We love being able to fuel up the truck on non-travel days! It makes travel days simpler and the act of fueling up is so much easier. The Fox has two 30 pound propane tanks that are easily removed and transported. Getting them filled is much, much easier! Their portability means we can get them filled at Costco if we’re near one – they have the best prices on fuel and we’ll be there anyway.
The Fox has a 60 gallon fresh water tank, two 35 gallon gray tanks (one for the kitchen, one for the bathroom) and a 35 gallon black tank. We appreciate having more gray tank space for boondocking since that’s what always fills first. The smaller fresh water tank doesn’t affect us too much since we always have four 7 gallon Aqua-tainers in the truck for backup.
Advantage: Fifth wheel
The expansive windshield in a motorhome is great when driving. The view is amazing!
Trudy was probably just about the largest motorhome produced on the Ford Triton (gasoline) chassis. In other words, she’s oversized and underpowered. Getting up hills was a slow (and loud) process, but she always made it.
Rough or uneven roads were also an experience to be had – lots of bangs and jolts and lots of swaying in all directions. We never did get around to replacing Trudy’s shocks – I’m betting that would have helped a good bit, but there’s no getting around the fact that motorhomes are heavy and have a fairly high center of gravity. We installed a Roadmaster steering stabilizer on Trudy, but strong winds and quickly passing 18-wheelers were still able to pull and push Trudy around.
Regardless, the fact that one of us could make a quick lunch or use the restroom while travelling is something we miss.
The views aren’t as good, there’s no bathroom, and we have to pack a lunch before leaving – but travelling in the Ram is leaps and bounds more comfortable than the motorhome. It’s quiet inside. The ride can be a little rough, especially on forest roads, but it’s significantly smoother than the motorhome. And the fifth wheel feels nearly impervious to wind compared to the motorhome.
Having the amenities of a modern heavy-duty truck is eye-opening. The exhaust brake and tow/haul mode make descents nearly effortless and the endless torque provided by the Cummins means we don’t have to crawl up hills.
This isn’t a fair comparison since the Ram is far newer and was made for towing. I’ve never driven a diesel-pusher motorhome (or even a newer gas-powered motorhome) but I’m assuming they’d alleviate many of the complaints above.
Advantage: Fifth wheel
Having an easily detached toad is great. When you arrive at a new boondocking location or campground, the toad allows for easy exploration without getting into a tough spot with the whole rig. The motorhome can be moved independently if necessary while the Escape is out scouting. It’s also easier and more efficient to explore a new city in a smaller vehicle.
It would be possible to drop the fifth wheel and explore in the truck alone when arriving at a new spot, but I don’t know anyone who does that and it sounds a little… inconvenient.

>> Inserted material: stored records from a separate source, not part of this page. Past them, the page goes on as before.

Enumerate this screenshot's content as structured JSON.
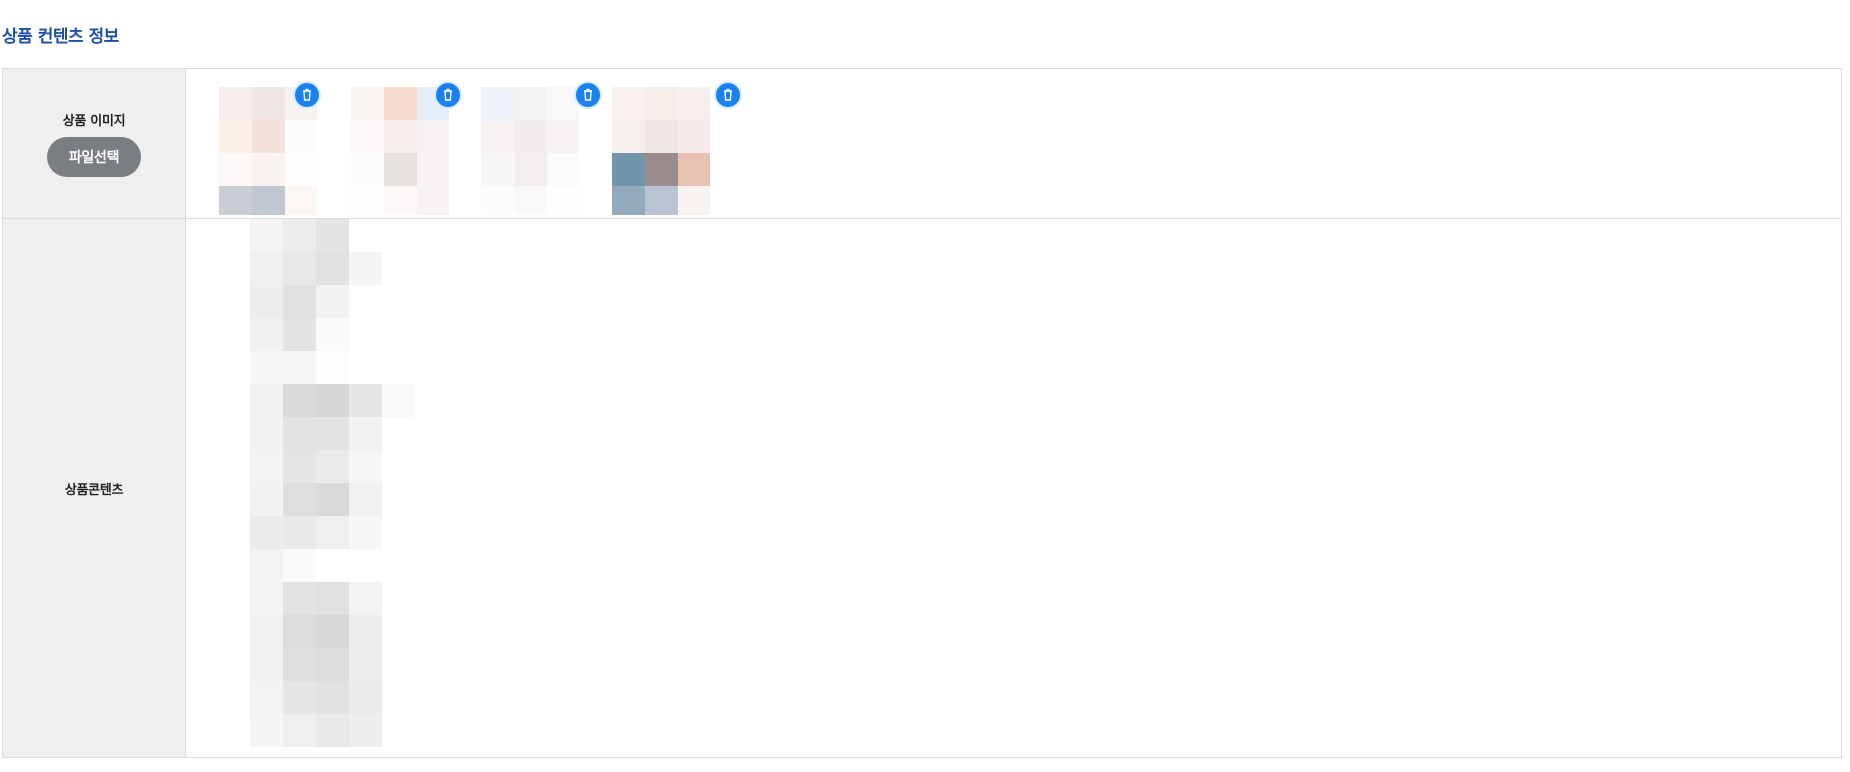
{
  "section": {
    "title": "상품 컨텐츠 정보"
  },
  "form": {
    "image_row": {
      "label": "상품 이미지",
      "file_button_label": "파일선택",
      "thumbnails": [
        {
          "name": "product-image-1"
        },
        {
          "name": "product-image-2"
        },
        {
          "name": "product-image-3"
        },
        {
          "name": "product-image-4"
        }
      ],
      "delete_icon": "trash-icon"
    },
    "content_row": {
      "label": "상품콘텐츠"
    }
  },
  "colors": {
    "title": "#1f4fa8",
    "label_bg": "#efefef",
    "border": "#dcdcdc",
    "file_button": "#7a7d82",
    "delete_badge": "#1a82f0"
  }
}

We’re often a little anxious when pulling into an unfamiliar boondocking spot while towing since there could be low trees, rough, narrow forest roads, and no place to turn around.
We love the Ram, but its over 20 feet long (it’s a crew cab with a long bed) and isn’t as efficient as the Escape was. I love driving it but it’s not always fun to park.
I enjoyed having Trudy, but a motorhome presents pretty pretty significant layout challenges for a family. She wasn’t great to drive and had issues with leveling and refueling, but she always got us where we wanted to go. Most importantly, she brought us the lifestyle we wanted.
Full-time RVing has lots of intricacies. It’s hard to know what you need from an RV perspective and how you’ll adapt on the road. I don’t regret starting with Trudy at all, but as our needs and wants solidified on the road it was clear that she wasn’t the right rig for us.
After living on the road for 6+ months we pretty much knew what we wanted. Driving is easier, sleeping arrangements are better, and the living area is larger and more comfortable. Buying a truck and a trailer wasn’t cheap or easy, but it’s kept the journey going. We love the Fox!